(Data about app and page elements)
--------
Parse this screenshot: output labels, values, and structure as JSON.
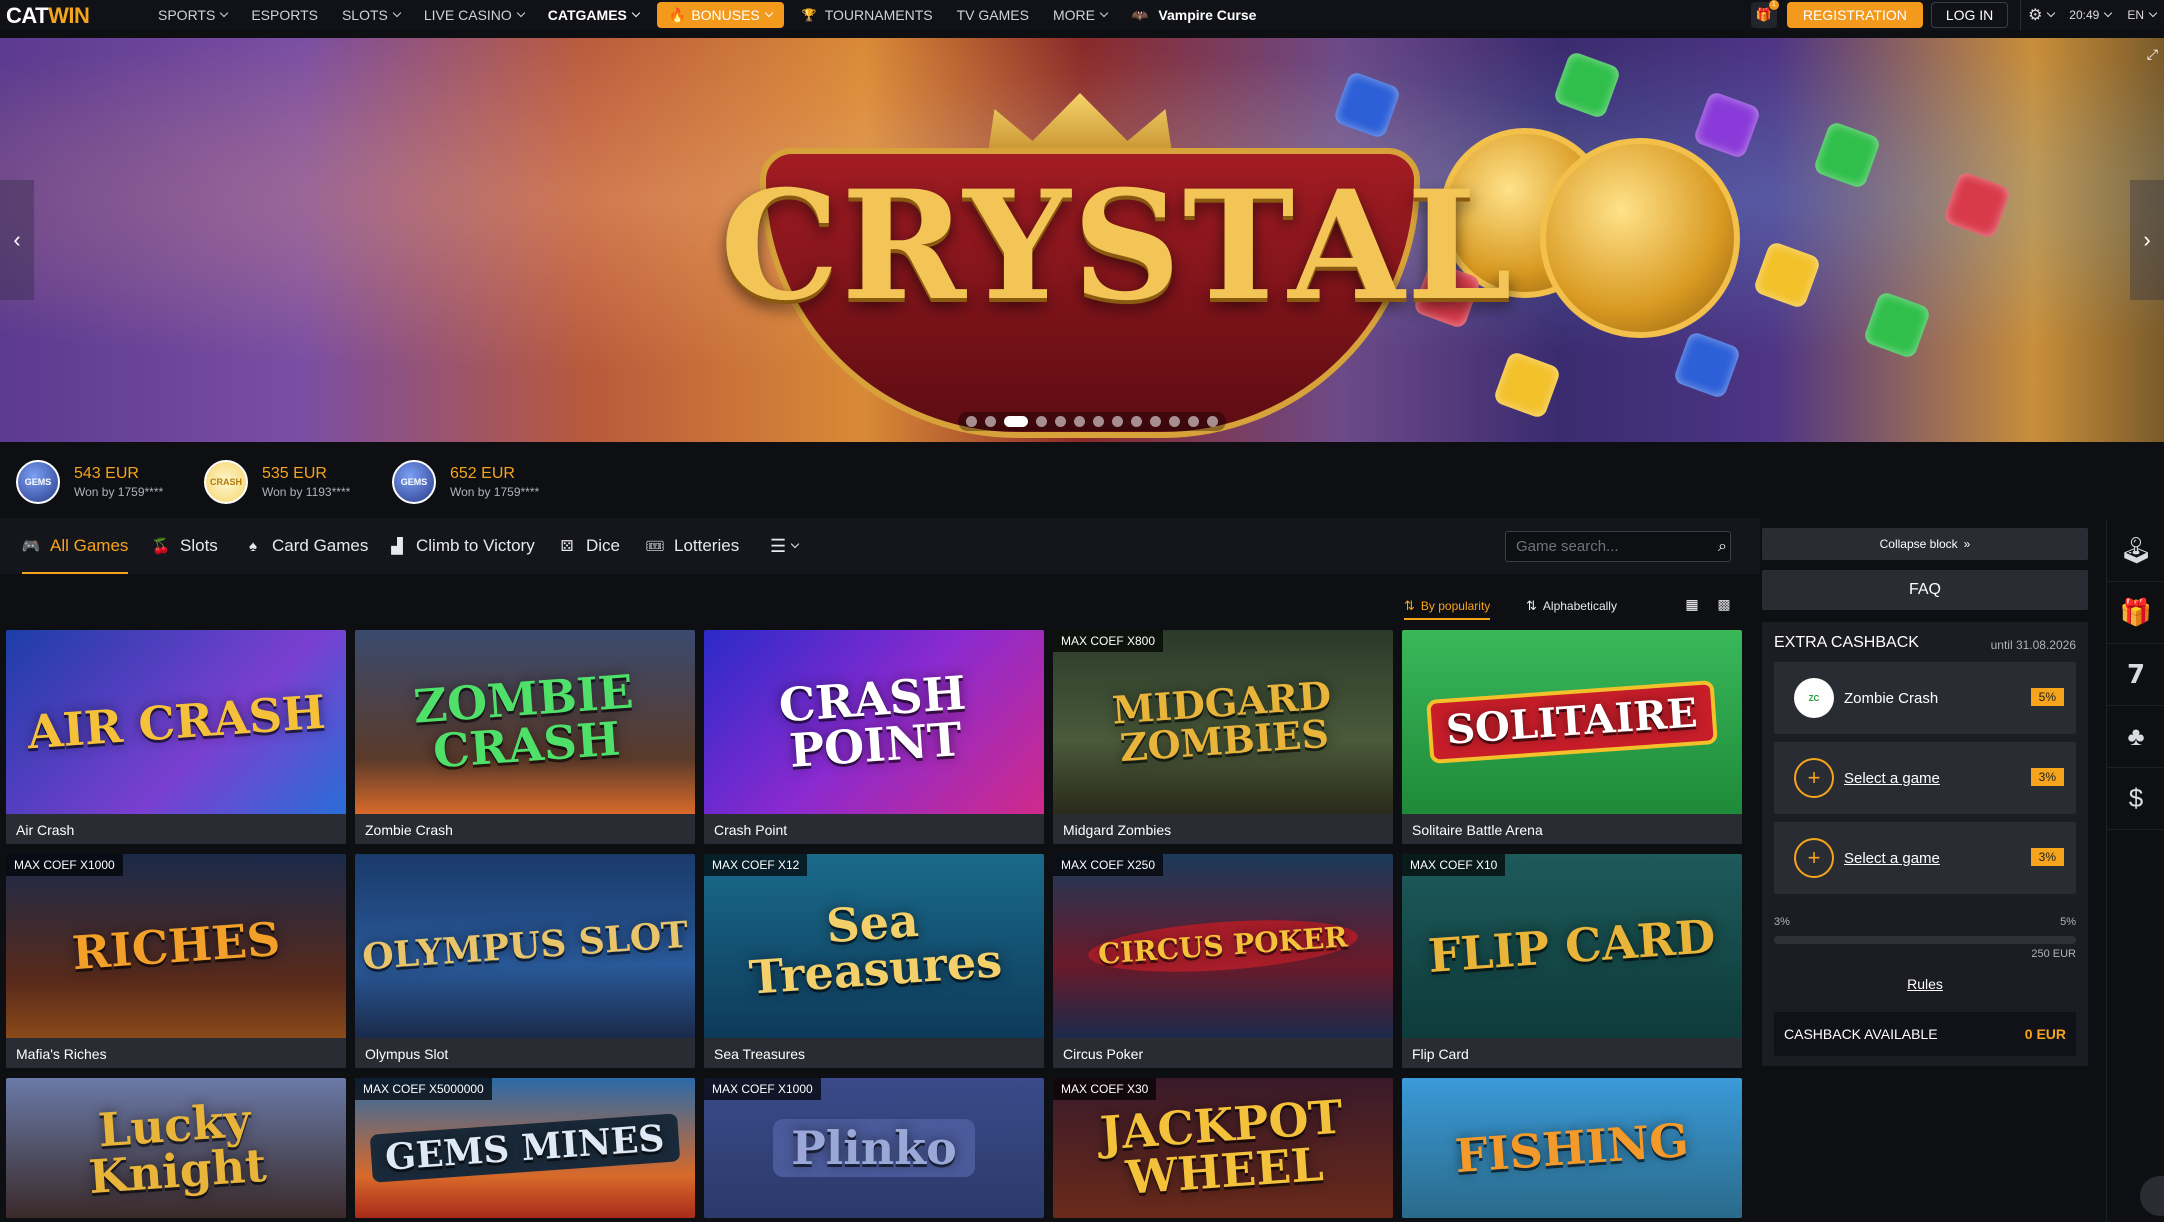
{
  "header": {
    "logo_cat": "CAT",
    "logo_win": "WIN",
    "nav": [
      {
        "label": "SPORTS",
        "caret": true
      },
      {
        "label": "ESPORTS",
        "caret": false
      },
      {
        "label": "SLOTS",
        "caret": true
      },
      {
        "label": "LIVE CASINO",
        "caret": true
      },
      {
        "label": "CATGAMES",
        "caret": true
      },
      {
        "label": "BONUSES",
        "caret": true
      },
      {
        "label": "TOURNAMENTS",
        "caret": false
      },
      {
        "label": "TV GAMES",
        "caret": false
      },
      {
        "label": "MORE",
        "caret": true
      },
      {
        "label": "Vampire Curse",
        "caret": false
      }
    ],
    "gift_count": "1",
    "registration": "REGISTRATION",
    "login": "LOG IN",
    "time": "20:49",
    "lang": "EN"
  },
  "banner": {
    "title": "CRYSTAL",
    "slide_count": 13,
    "active_slide": 2
  },
  "winners": [
    {
      "amount": "543 EUR",
      "by": "Won by 1759****",
      "avatar": "GEMS"
    },
    {
      "amount": "535 EUR",
      "by": "Won by 1193****",
      "avatar": "CRASH"
    },
    {
      "amount": "652 EUR",
      "by": "Won by 1759****",
      "avatar": "GEMS"
    }
  ],
  "categories": {
    "items": [
      {
        "label": "All Games",
        "active": true
      },
      {
        "label": "Slots",
        "active": false
      },
      {
        "label": "Card Games",
        "active": false
      },
      {
        "label": "Climb to Victory",
        "active": false
      },
      {
        "label": "Dice",
        "active": false
      },
      {
        "label": "Lotteries",
        "active": false
      }
    ],
    "search_placeholder": "Game search..."
  },
  "sort": {
    "popularity": "By popularity",
    "alphabetical": "Alphabetically"
  },
  "games": [
    {
      "title": "Air Crash",
      "art": "AIR CRASH",
      "badge": ""
    },
    {
      "title": "Zombie Crash",
      "art": "ZOMBIE CRASH",
      "badge": ""
    },
    {
      "title": "Crash Point",
      "art": "CRASH POINT",
      "badge": ""
    },
    {
      "title": "Midgard Zombies",
      "art": "MIDGARD ZOMBIES",
      "badge": "MAX COEF X800"
    },
    {
      "title": "Solitaire Battle Arena",
      "art": "SOLITAIRE",
      "badge": ""
    },
    {
      "title": "Mafia's Riches",
      "art": "RICHES",
      "badge": "MAX COEF X1000"
    },
    {
      "title": "Olympus Slot",
      "art": "OLYMPUS SLOT",
      "badge": ""
    },
    {
      "title": "Sea Treasures",
      "art": "Sea Treasures",
      "badge": "MAX COEF X12"
    },
    {
      "title": "Circus Poker",
      "art": "CIRCUS POKER",
      "badge": "MAX COEF X250"
    },
    {
      "title": "Flip Card",
      "art": "FLIP CARD",
      "badge": "MAX COEF X10"
    },
    {
      "title": "",
      "art": "Lucky Knight",
      "badge": ""
    },
    {
      "title": "",
      "art": "GEMS MINES",
      "badge": "MAX COEF X5000000"
    },
    {
      "title": "",
      "art": "Plinko",
      "badge": "MAX COEF X1000"
    },
    {
      "title": "",
      "art": "JACKPOT WHEEL",
      "badge": "MAX COEF X30"
    },
    {
      "title": "",
      "art": "FISHING",
      "badge": ""
    }
  ],
  "panel": {
    "collapse": "Collapse block",
    "faq": "FAQ",
    "cashback_title": "EXTRA CASHBACK",
    "until": "until 31.08.2026",
    "rows": [
      {
        "name": "Zombie Crash",
        "pct": "5%",
        "type": "game"
      },
      {
        "name": "Select a game",
        "pct": "3%",
        "type": "select"
      },
      {
        "name": "Select a game",
        "pct": "3%",
        "type": "select"
      }
    ],
    "scale_low": "3%",
    "scale_high": "5%",
    "progress": 0,
    "threshold": "250 EUR",
    "rules": "Rules",
    "available_label": "CASHBACK AVAILABLE",
    "available_value": "0 EUR"
  },
  "colors": {
    "accent": "#f6a41b",
    "background": "#0e0f13",
    "card": "#2a2c34"
  }
}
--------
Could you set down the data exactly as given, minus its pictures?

Parse this screenshot: output labels, values, and structure as JSON.
{
  "header": {
    "logo_cat": "CAT",
    "logo_win": "WIN",
    "nav": [
      {
        "label": "SPORTS",
        "caret": true
      },
      {
        "label": "ESPORTS",
        "caret": false
      },
      {
        "label": "SLOTS",
        "caret": true
      },
      {
        "label": "LIVE CASINO",
        "caret": true
      },
      {
        "label": "CATGAMES",
        "caret": true
      },
      {
        "label": "BONUSES",
        "caret": true
      },
      {
        "label": "TOURNAMENTS",
        "caret": false
      },
      {
        "label": "TV GAMES",
        "caret": false
      },
      {
        "label": "MORE",
        "caret": true
      },
      {
        "label": "Vampire Curse",
        "caret": false
      }
    ],
    "gift_count": "1",
    "registration": "REGISTRATION",
    "login": "LOG IN",
    "time": "20:49",
    "lang": "EN"
  },
  "banner": {
    "title": "CRYSTAL",
    "slide_count": 13,
    "active_slide": 2
  },
  "winners": [
    {
      "amount": "543 EUR",
      "by": "Won by 1759****",
      "avatar": "GEMS"
    },
    {
      "amount": "535 EUR",
      "by": "Won by 1193****",
      "avatar": "CRASH"
    },
    {
      "amount": "652 EUR",
      "by": "Won by 1759****",
      "avatar": "GEMS"
    }
  ],
  "categories": {
    "items": [
      {
        "label": "All Games",
        "active": true
      },
      {
        "label": "Slots",
        "active": false
      },
      {
        "label": "Card Games",
        "active": false
      },
      {
        "label": "Climb to Victory",
        "active": false
      },
      {
        "label": "Dice",
        "active": false
      },
      {
        "label": "Lotteries",
        "active": false
      }
    ],
    "search_placeholder": "Game search..."
  },
  "sort": {
    "popularity": "By popularity",
    "alphabetical": "Alphabetically"
  },
  "games": [
    {
      "title": "Air Crash",
      "art": "AIR CRASH",
      "badge": ""
    },
    {
      "title": "Zombie Crash",
      "art": "ZOMBIE CRASH",
      "badge": ""
    },
    {
      "title": "Crash Point",
      "art": "CRASH POINT",
      "badge": ""
    },
    {
      "title": "Midgard Zombies",
      "art": "MIDGARD ZOMBIES",
      "badge": "MAX COEF X800"
    },
    {
      "title": "Solitaire Battle Arena",
      "art": "SOLITAIRE",
      "badge": ""
    },
    {
      "title": "Mafia's Riches",
      "art": "RICHES",
      "badge": "MAX COEF X1000"
    },
    {
      "title": "Olympus Slot",
      "art": "OLYMPUS SLOT",
      "badge": ""
    },
    {
      "title": "Sea Treasures",
      "art": "Sea Treasures",
      "badge": "MAX COEF X12"
    },
    {
      "title": "Circus Poker",
      "art": "CIRCUS POKER",
      "badge": "MAX COEF X250"
    },
    {
      "title": "Flip Card",
      "art": "FLIP CARD",
      "badge": "MAX COEF X10"
    },
    {
      "title": "",
      "art": "Lucky Knight",
      "badge": ""
    },
    {
      "title": "",
      "art": "GEMS MINES",
      "badge": "MAX COEF X5000000"
    },
    {
      "title": "",
      "art": "Plinko",
      "badge": "MAX COEF X1000"
    },
    {
      "title": "",
      "art": "JACKPOT WHEEL",
      "badge": "MAX COEF X30"
    },
    {
      "title": "",
      "art": "FISHING",
      "badge": ""
    }
  ],
  "panel": {
    "collapse": "Collapse block",
    "faq": "FAQ",
    "cashback_title": "EXTRA CASHBACK",
    "until": "until 31.08.2026",
    "rows": [
      {
        "name": "Zombie Crash",
        "pct": "5%",
        "type": "game"
      },
      {
        "name": "Select a game",
        "pct": "3%",
        "type": "select"
      },
      {
        "name": "Select a game",
        "pct": "3%",
        "type": "select"
      }
    ],
    "scale_low": "3%",
    "scale_high": "5%",
    "progress": 0,
    "threshold": "250 EUR",
    "rules": "Rules",
    "available_label": "CASHBACK AVAILABLE",
    "available_value": "0 EUR"
  },
  "colors": {
    "accent": "#f6a41b",
    "background": "#0e0f13",
    "card": "#2a2c34"
  }
}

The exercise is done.